The fourth moonwalk in human history occurred on February 5, 1971. The Apollo 14 mission was a big one, in part because the disasters suffered by Apollo 13's crew had shaken (and then reaffirmed) public confidence in the space program. Apollo 14 was a do-over of Apollo 13, but with a different crew. Commander Alan Shepard—who had been the first American in space—was on the crew. By 1971, he was the oldest US astronaut to visit space, aged 47.
When Apollo 14 reached the moon, it had trouble landing at the Fra Mauro highlands. The astronauts ran into trouble docking the Kitty Hawk command module with the Antares lunar lander. When that finally worked (after firing the thrusters from each craft to force them together), the Antares lander's radar had trouble calculating distance to the moon upon descent. The glitches were solved just in time to make a landing. When he arrived on the lunar surface, Shepard said, "It's been a long way, but we're here."
The next day, toward the end of the second EVA (extravehicular activity) and history's fifth-ever moonwalk, Shepard proceeded to try something unprecedented: lunar golf. Shepard had smuggled a makeshift six-iron in a sock, along with two golf balls. The club was a little odd, as it was a six-iron head modified by a Houston golf pro to screw onto a rock collecting implement provided by NASA. Shepard was forced to golf one-handed due to his bulky EVA suit. His first shot was awful ("I'm gonna try a little sand-trap shot here...Got more dirt than ball!"), but the second traveled an estimated 200 yards (despite Shepard's excited statement "miles and miles and miles!"). The whole thing happened on live TV, complete with banter from Houston on his first "slice"—here's a clip:
For more on what Apollo 14 achieved, check out the NASA documentary Apollo 14: Mission to Fra Mauro here:

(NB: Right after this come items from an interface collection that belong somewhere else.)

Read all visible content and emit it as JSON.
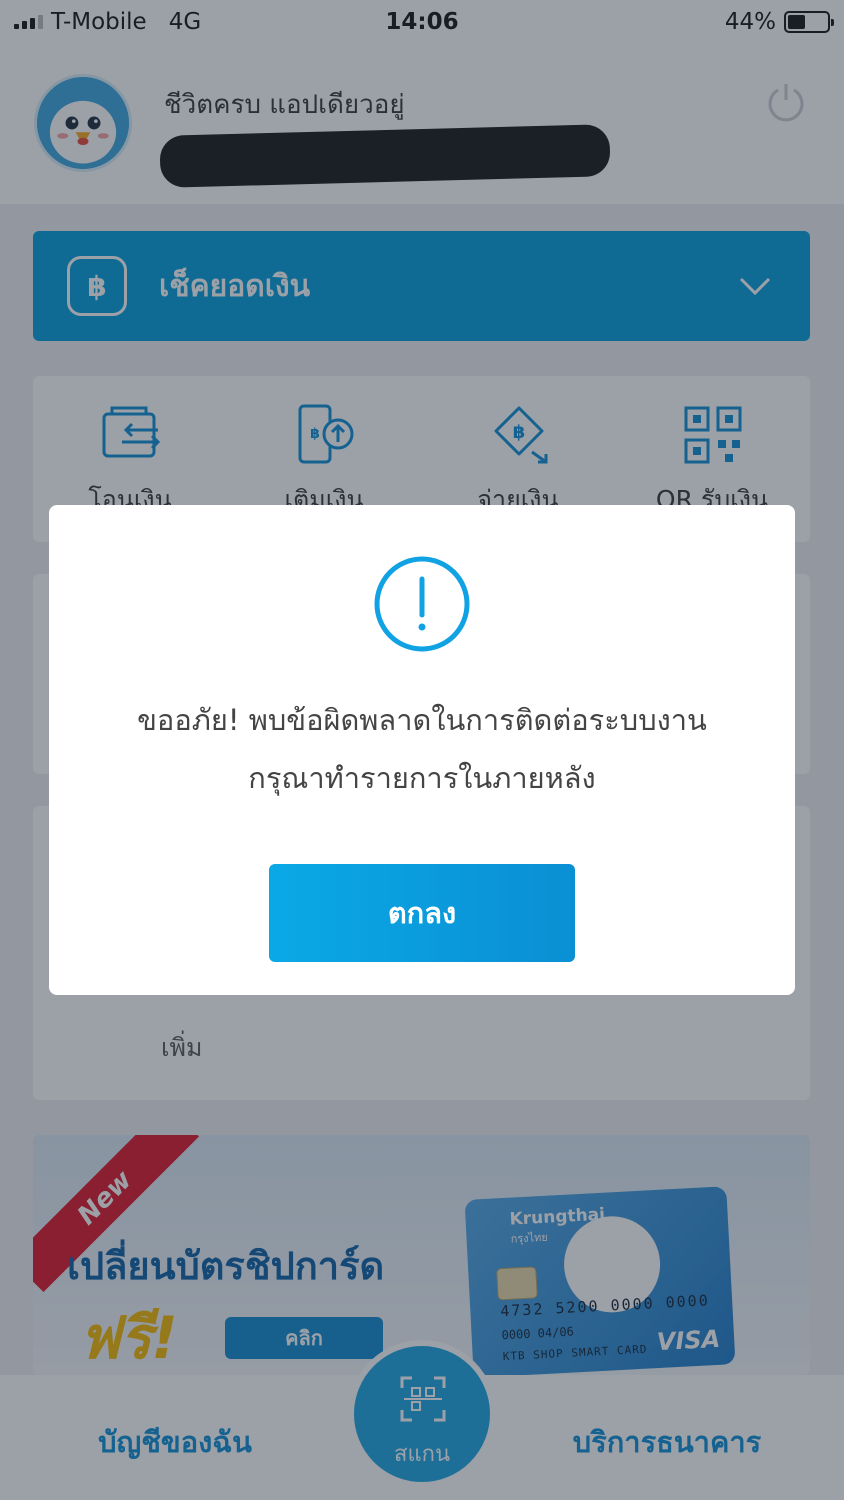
{
  "status_bar": {
    "carrier": "T-Mobile",
    "network": "4G",
    "time": "14:06",
    "battery": "44%",
    "battery_level": 0.44
  },
  "header": {
    "greeting": "ชีวิตครบ แอปเดียวอยู่",
    "avatar_icon": "mascot-avatar-icon",
    "power_icon": "power-icon"
  },
  "balance": {
    "label": "เช็คยอดเงิน",
    "icon_text": "฿"
  },
  "quick_actions": [
    {
      "label": "โอนเงิน",
      "icon": "wallet-transfer-icon"
    },
    {
      "label": "เติมเงิน",
      "icon": "topup-phone-icon"
    },
    {
      "label": "จ่ายเงิน",
      "icon": "pay-baht-icon"
    },
    {
      "label": "QR รับเงิน",
      "icon": "qr-code-icon"
    }
  ],
  "card3": {
    "add_label": "เพิ่ม"
  },
  "promo": {
    "ribbon": "New",
    "title": "เปลี่ยนบัตรชิปการ์ด",
    "free": "ฟรี!",
    "button": "คลิก",
    "card": {
      "bank": "Krungthai",
      "bank_sub": "กรุงไทย",
      "number": "4732 5200 0000 0000",
      "valid": "0000   04/06",
      "type": "KTB SHOP SMART CARD",
      "brand": "VISA"
    }
  },
  "bottom_nav": {
    "left": "บัญชีของฉัน",
    "scan": "สแกน",
    "right": "บริการธนาคาร"
  },
  "modal": {
    "icon": "exclamation-circle-icon",
    "message_line1": "ขออภัย! พบข้อผิดพลาดในการติดต่อระบบงาน",
    "message_line2": "กรุณาทำรายการในภายหลัง",
    "ok_button": "ตกลง"
  },
  "colors": {
    "primary": "#019edc",
    "accent_yellow": "#f5b800",
    "ribbon_red": "#e0142b",
    "nav_text": "#0a8ed8"
  }
}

For more on the golf club (and the smuggling sock), let this Atlas Obscura article be your guide.